mercredi, mars 02, 2005

"Affordable Health Insurance for the Middle Class? Yeah, Okay, Just a Sec' I'm Really Busy on More Pressing Matters..."

Two Minnesota legislators (and I’ll let you guess which party these geniuses represent) have presented legislation that seeks to prevent professors at public universities from pushing ideology. No, I didn’t make it up. You can read about it here, and yes, it is part of a national effort backed by some wealthy moron with too much free time and too much anger that he has such a big head and most of it is bone. I only wonder who wrote the bill and what color crayon he used.


Can we just call this what it is? A widdle-biddy self-esteem problem that conservatives have.

Follow my bullet-proof logic chain:

College professors are learned.
College professors are smart.
College professors are experts in designated fields.
College professors are altruistic optimists (many could make more money in the private sector)
College professors are overwhelmingly liberal.
Therefore liberalism is overwhelming favored by the learned, the smart, by those with expertise and by altruistic optimists.

The inverse is also true.

Superficial cynics who are not-learned, not smart, and lack expertise are not liberal.

People who are not liberal are conservative. Therefore...

Conservatives are superficial cynics who are not learned, not smart, and who lack expertise.

Man, once I commence to decipherin’… wooooooweee, I get a powerful hankerin’ for some rheumatism medicine! But I digress…

Who cares that 95% of all PhD economists know that supply-side economics is a ridiculous and failed policy. Guess what? Supply side economics is a ridiculous and failed policy.

By the way, I know my logic chain is flawed. I merely use it to point out how thinking motivated by a low self-esteem (however justified the low self-esteem is) leads to absurd conclusions.

Even if you aren’t troubled by the effort to kill academic freedom, please be troubled by the fact that it’s nearly impossible to define what ideology is. For example, will professors who teach evolution come under fire? What about teachers who think the earth is more than a few thousand years old. Will they be silenced? Fired? In 2009, when teaching HISTORY 0401: History of the American Presidents, will a professor who says “President George W. Bush was the worst President of all time” be terminated even if she presents the mountain of indisputable evidence to support her assertion?
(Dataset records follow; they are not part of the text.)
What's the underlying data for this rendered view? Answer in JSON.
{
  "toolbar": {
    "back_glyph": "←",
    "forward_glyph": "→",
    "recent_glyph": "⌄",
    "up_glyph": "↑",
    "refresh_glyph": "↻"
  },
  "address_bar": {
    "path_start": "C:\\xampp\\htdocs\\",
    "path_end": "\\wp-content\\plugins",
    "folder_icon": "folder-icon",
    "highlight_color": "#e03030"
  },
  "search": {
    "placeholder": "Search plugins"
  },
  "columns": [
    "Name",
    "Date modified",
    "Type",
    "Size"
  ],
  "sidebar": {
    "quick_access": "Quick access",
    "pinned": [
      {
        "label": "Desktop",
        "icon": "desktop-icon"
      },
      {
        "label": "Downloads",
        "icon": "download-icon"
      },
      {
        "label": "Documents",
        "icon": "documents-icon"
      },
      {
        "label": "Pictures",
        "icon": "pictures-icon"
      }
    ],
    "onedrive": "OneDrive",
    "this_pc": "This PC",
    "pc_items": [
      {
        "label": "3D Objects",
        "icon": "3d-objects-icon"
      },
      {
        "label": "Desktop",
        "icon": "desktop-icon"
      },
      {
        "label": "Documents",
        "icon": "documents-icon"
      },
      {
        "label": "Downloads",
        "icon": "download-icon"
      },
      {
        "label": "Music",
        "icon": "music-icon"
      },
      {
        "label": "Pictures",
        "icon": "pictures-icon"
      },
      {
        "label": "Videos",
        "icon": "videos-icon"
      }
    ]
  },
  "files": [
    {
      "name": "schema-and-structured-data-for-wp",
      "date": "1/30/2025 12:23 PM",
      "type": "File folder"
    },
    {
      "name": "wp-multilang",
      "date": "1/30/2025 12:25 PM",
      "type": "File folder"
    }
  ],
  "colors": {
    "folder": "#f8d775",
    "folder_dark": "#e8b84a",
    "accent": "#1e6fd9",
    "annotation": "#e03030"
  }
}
If you don’t care about the long rich history of academic freedom, if you don’t have any problem with legislators intervening in the classroom, if you feel it will be easy to define what constitutes personal political or ideological beliefs, at least mourn the attempt to kill one potentially effective teaching method.

Side question: why is it that as I get older I’m less able to suffer fools gladly? Oops, I’m digressing again…

One of my favorite college professors, in a class called current American foreign policy, frequently took outlandish positions and challenged us to undermine them. Initially, we would struggle. It was hard to dispute even the most ridiculous policies.

Professor: Glasnost is bad; the USSR should remain communist.
Students: No, because democracy is better.
Professor: Why is it better?
Students: Well, because we have more freedoms and stuff…

By the end of the semester, we did a much better job. We knew concepts from foreign affairs, we knew our history and prevailing ideologies in western foreign policy, we understood the world better, and all of those tools combined to make us much better sparing partners for the good professor. I might assume any number of things about his political leanings or his ideological preferences, but they would be exactly that – assumptions. I’m troubled by the prospect that some are so threatened by ideas. I’m sad that conservatives don’t feel they can present opposing viewpoints successfully. I’m perplexed that folks who are afraid of liberal ideology don’t just send their young impressionable children to lesser schools where superficial cynics who are not-learned, not smart, and lack expertise try to teach. Schools like Bob Jones, Oral Roberts, the Citadel, and Kansas State University.

Quick question: is that “Hootie” of Hootie and the Blowfish in those new Burger King commercials? Man, I hope not. Um…where was I? Oh, yes, now I remember…

Those who “author” legislation seeking to limit the free exchange of ideas in our universities not only put our public institutions at a disadvantage to our private institutions, they not only limit pedagogical approaches, they not only run the risk of labeling as ideology items which are fact-based and indisputable, they not only write laws that would be all but impossible to enforce, they not only waste real legislative time that really could be better spent addressing real issues that really effect real people in real ways, but in so doing, they showcase their tremendous ignorance and fear and lack of self-confidence.

I’ve said it before and I’ll say it again: those who have the strength of their convictions do not fear opposing views, they welcome them. And, unlike the logical chain I linked up earlier in this post, in this instance, the inverse is true as well: those who do not welcome opposing views lack the strength of their convictions.

Now ask yourself…why do they lack the strength of their convictions?